It was a long morning for a few candidates running for elected positions. There was plenty of confusion in the Secretary of States office when several delegates found their names absent from the Candidate List. For reasons ranging from the absence of expenditure forms, misplacement of forms by the SOS office, and uninformed candidates, the morning has called into question the operations of the that office.
One story in particular may raise some eyebrows. Marika Hanson had many troubles with the SOS office starting early this morning. Hanson was running for Executive Director of the Lobbyist Program, but found out today that her name was not on the Candidate List. “I handed it in [the forms] before noon on Friday and they took them and told me it was good and I was fine”. Hanson was confused why her name was left off the ballot, as she did everything right. She spoke to the Secretary of State, who informed her that she never handed her forms in. Delegates witnessed Hanson filling out and submitting the forms, but the SOS office still rejects the possibility of the mistake being on their end. She filed multiple formal complaints and the responses have told her she still is not eligible to run. Marika shared her disappointment and worry with the whole situation, and the possibility of the problem reoccurring.
This was not the only sort of issues to occur this morning. I myself ran into complications with the SOS office. Last night I was made aware that my name was not on the Candidate List. I spoke with the Secretary of State and she eventually found out I was not on the list because her office had never received all of my forms. This was shocking to me because a SOS staff member had informed me, when I requested the necessary forms to run, that there was just one form needing to be filled out. I completed this step, and was unaware of any further ones. I handed in my expenditure form the following morning bright, early, and much before the deadline, and an SOS staff member took the form, and my picture for the Voters Guide. They did not inform me when I picked up the form, or when I returned it about any further forms, so I was under the impression I had all of the paperwork done and was good to go. Then I was made aware of the lack of a Program Area Candidate Filing form, Saturday morning. As a delegate I would assume that SOS staff members would have given me all the forms I needed for candidacy without me needing to double and triple check each form myself, considering candidate forms are a main job of the Secretary of State staff members. It was a highly frustrating situation being that I lacked prior knowledge of both of these forms, and learning of other delegates with similar situations. To further the list, there was a further problem of misspelled names on the Candidates List.
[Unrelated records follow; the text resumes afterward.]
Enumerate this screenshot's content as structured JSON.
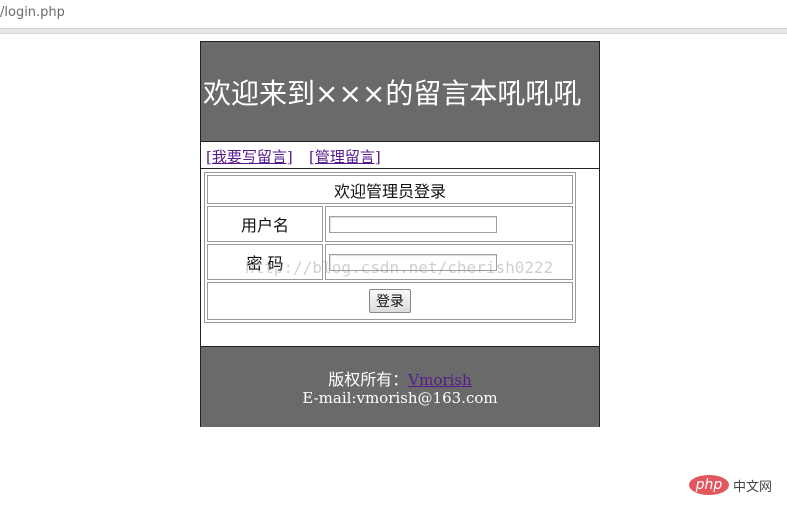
{
  "browser": {
    "url": "/login.php"
  },
  "header": {
    "title": "欢迎来到×××的留言本吼吼吼"
  },
  "nav": {
    "write_link": "[我要写留言]",
    "manage_link": "[管理留言]"
  },
  "login": {
    "title": "欢迎管理员登录",
    "username_label": "用户名",
    "username_value": "",
    "password_label": "密 码",
    "password_value": "",
    "submit_label": "登录"
  },
  "footer": {
    "copyright_label": "版权所有：",
    "author_link": "Vmorish",
    "email": "E-mail:vmorish@163.com"
  },
  "watermark": "http://blog.csdn.net/cherish0222",
  "brand": {
    "logo_text": "php",
    "site_name": "中文网"
  },
  "colors": {
    "header_bg": "#6a6a6a",
    "link": "#551a8b",
    "brand_red": "#e2565d"
  }
}
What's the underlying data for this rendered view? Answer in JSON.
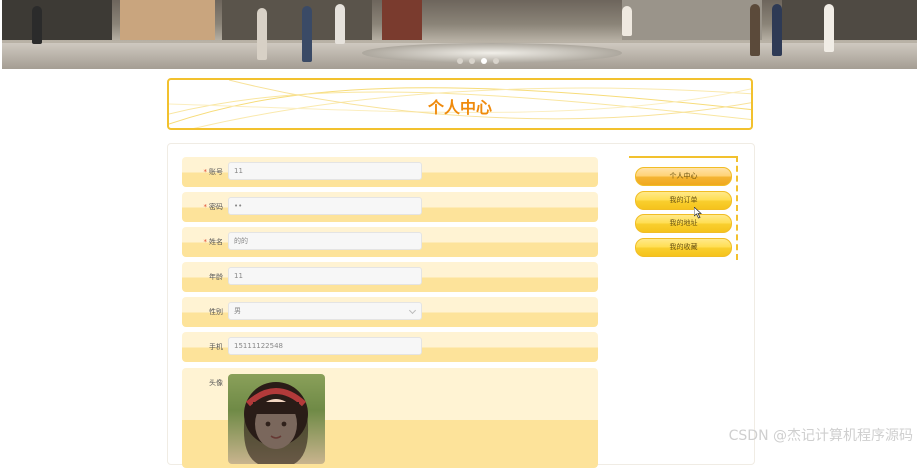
{
  "banner": {
    "slides": 4,
    "active_slide": 2
  },
  "page": {
    "title": "个人中心"
  },
  "form": {
    "account": {
      "label": "账号",
      "required": "*",
      "value": "11"
    },
    "password": {
      "label": "密码",
      "required": "*",
      "value": "••"
    },
    "name": {
      "label": "姓名",
      "required": "*",
      "value": "的的"
    },
    "age": {
      "label": "年龄",
      "value": "11"
    },
    "gender": {
      "label": "性别",
      "value": "男"
    },
    "phone": {
      "label": "手机",
      "value": "15111122548"
    },
    "avatar": {
      "label": "头像"
    }
  },
  "menu": {
    "items": [
      {
        "label": "个人中心"
      },
      {
        "label": "我的订单"
      },
      {
        "label": "我的地址"
      },
      {
        "label": "我的收藏"
      }
    ]
  },
  "watermark": "CSDN @杰记计算机程序源码",
  "colors": {
    "accent": "#f2c12e",
    "title": "#ef8a0c",
    "row_light": "#fff3d3",
    "row_dark": "#fde39a"
  }
}
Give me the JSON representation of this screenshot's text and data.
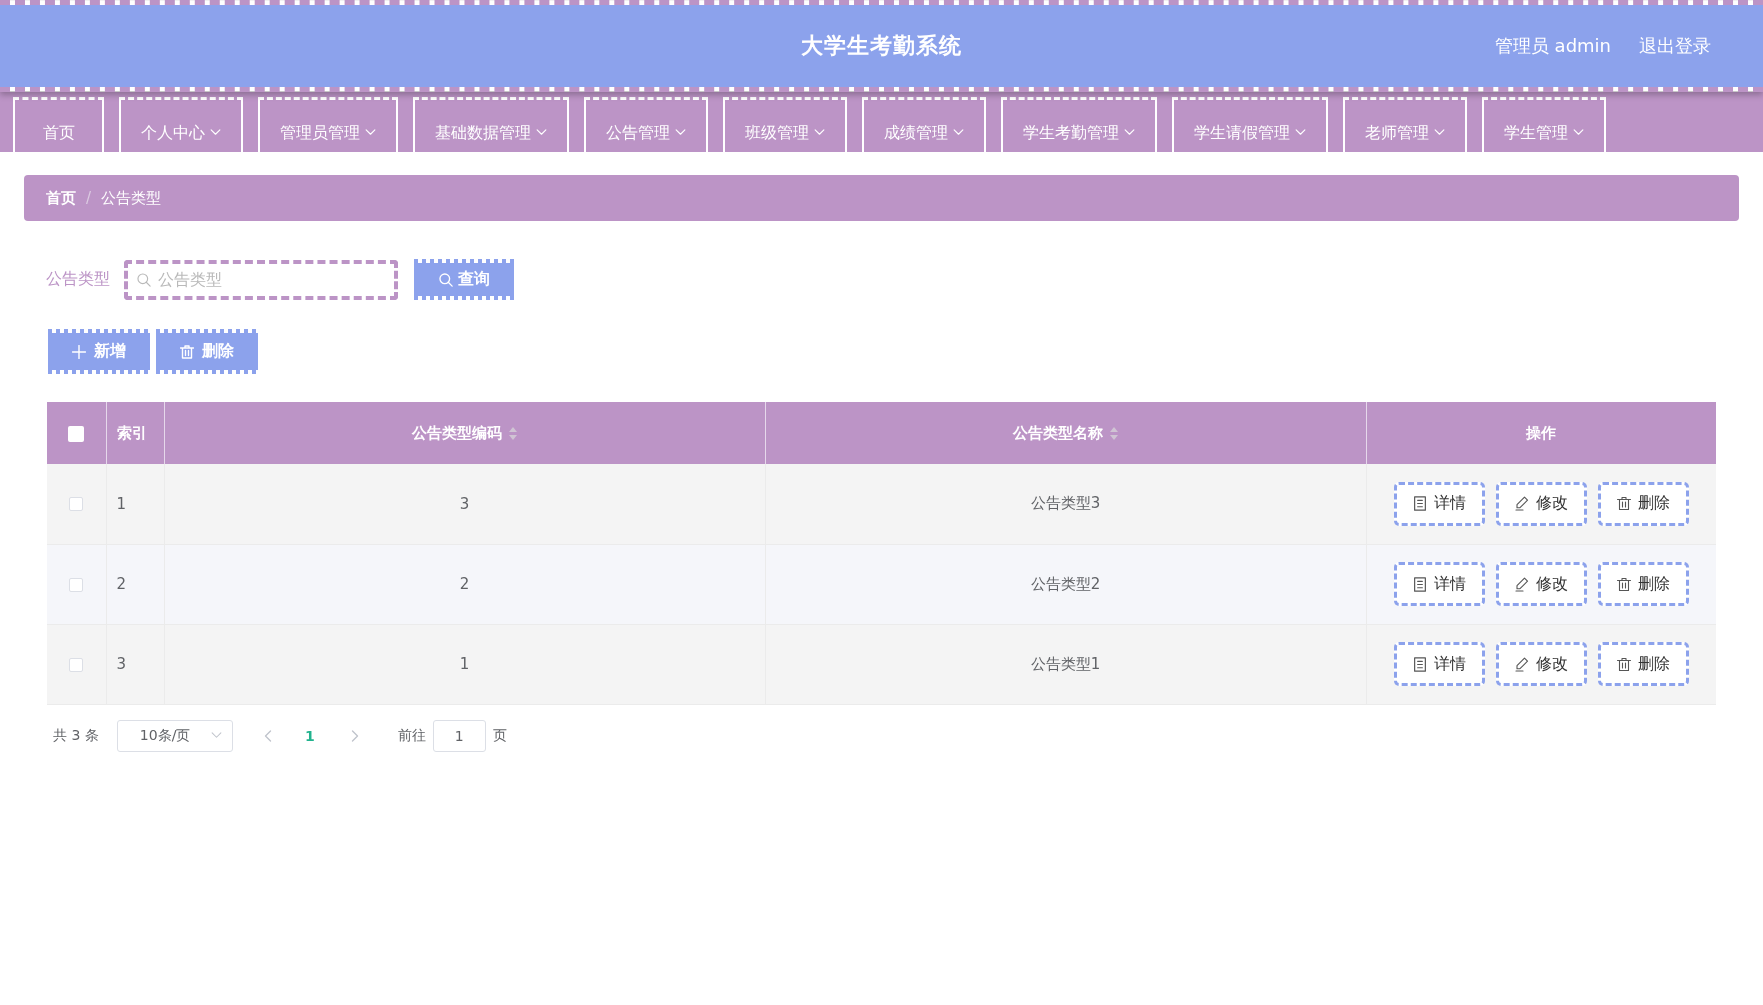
{
  "header": {
    "title": "大学生考勤系统",
    "user": "管理员 admin",
    "logout": "退出登录"
  },
  "nav": [
    {
      "label": "首页",
      "kind": "link"
    },
    {
      "label": "个人中心",
      "kind": "menu"
    },
    {
      "label": "管理员管理",
      "kind": "menu"
    },
    {
      "label": "基础数据管理",
      "kind": "menu"
    },
    {
      "label": "公告管理",
      "kind": "menu"
    },
    {
      "label": "班级管理",
      "kind": "menu"
    },
    {
      "label": "成绩管理",
      "kind": "menu"
    },
    {
      "label": "学生考勤管理",
      "kind": "menu"
    },
    {
      "label": "学生请假管理",
      "kind": "menu"
    },
    {
      "label": "老师管理",
      "kind": "menu"
    },
    {
      "label": "学生管理",
      "kind": "menu"
    }
  ],
  "breadcrumb": {
    "separator": "/",
    "items": [
      {
        "label": "首页",
        "kind": "link"
      },
      {
        "label": "公告类型",
        "kind": "current"
      }
    ]
  },
  "search": {
    "label": "公告类型",
    "placeholder": "公告类型",
    "button": "查询"
  },
  "toolbar": [
    {
      "label": "新增",
      "kind": "add"
    },
    {
      "label": "删除",
      "kind": "delete"
    }
  ],
  "table": {
    "select_all_checked": false,
    "columns": [
      {
        "label": "索引",
        "sortable": false
      },
      {
        "label": "公告类型编码",
        "sortable": true
      },
      {
        "label": "公告类型名称",
        "sortable": true
      },
      {
        "label": "操作",
        "sortable": false
      }
    ],
    "rows": [
      {
        "checked": false,
        "index": "1",
        "code": "3",
        "name": "公告类型3",
        "actions": [
          {
            "label": "详情",
            "kind": "detail"
          },
          {
            "label": "修改",
            "kind": "edit"
          },
          {
            "label": "删除",
            "kind": "delete"
          }
        ]
      },
      {
        "checked": false,
        "index": "2",
        "code": "2",
        "name": "公告类型2",
        "actions": [
          {
            "label": "详情",
            "kind": "detail"
          },
          {
            "label": "修改",
            "kind": "edit"
          },
          {
            "label": "删除",
            "kind": "delete"
          }
        ]
      },
      {
        "checked": false,
        "index": "3",
        "code": "1",
        "name": "公告类型1",
        "actions": [
          {
            "label": "详情",
            "kind": "detail"
          },
          {
            "label": "修改",
            "kind": "edit"
          },
          {
            "label": "删除",
            "kind": "delete"
          }
        ]
      }
    ]
  },
  "pagination": {
    "total": "共 3 条",
    "page_size": "10条/页",
    "pages": [
      {
        "label": "1",
        "selected": true
      }
    ],
    "goto_label": "前往",
    "goto_value": "1",
    "goto_suffix": "页"
  }
}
Overall, my hope is that in future years we build upon our mistakes and fix our problems. I have most certainly learned my lesson to double check and even triple check processes of this degree of importance. I hope the Secretary of State office will improve on these issues by informing candidates of all the forms required, in full and at the same time, as well as focusing on organization to avoid mishaps of lost forms and misspelled names. The Secretary of State’s office puts in incredible amounts of work for the program, and that does not go without notice. It is unfortunate that these situations couldn’t be resolved to the extent that the would-be candidates had hoped, but my goal is to continue to improve upon the current systems, and weed out as many mistakes as we can.
Written By Belen Benway, Digital Media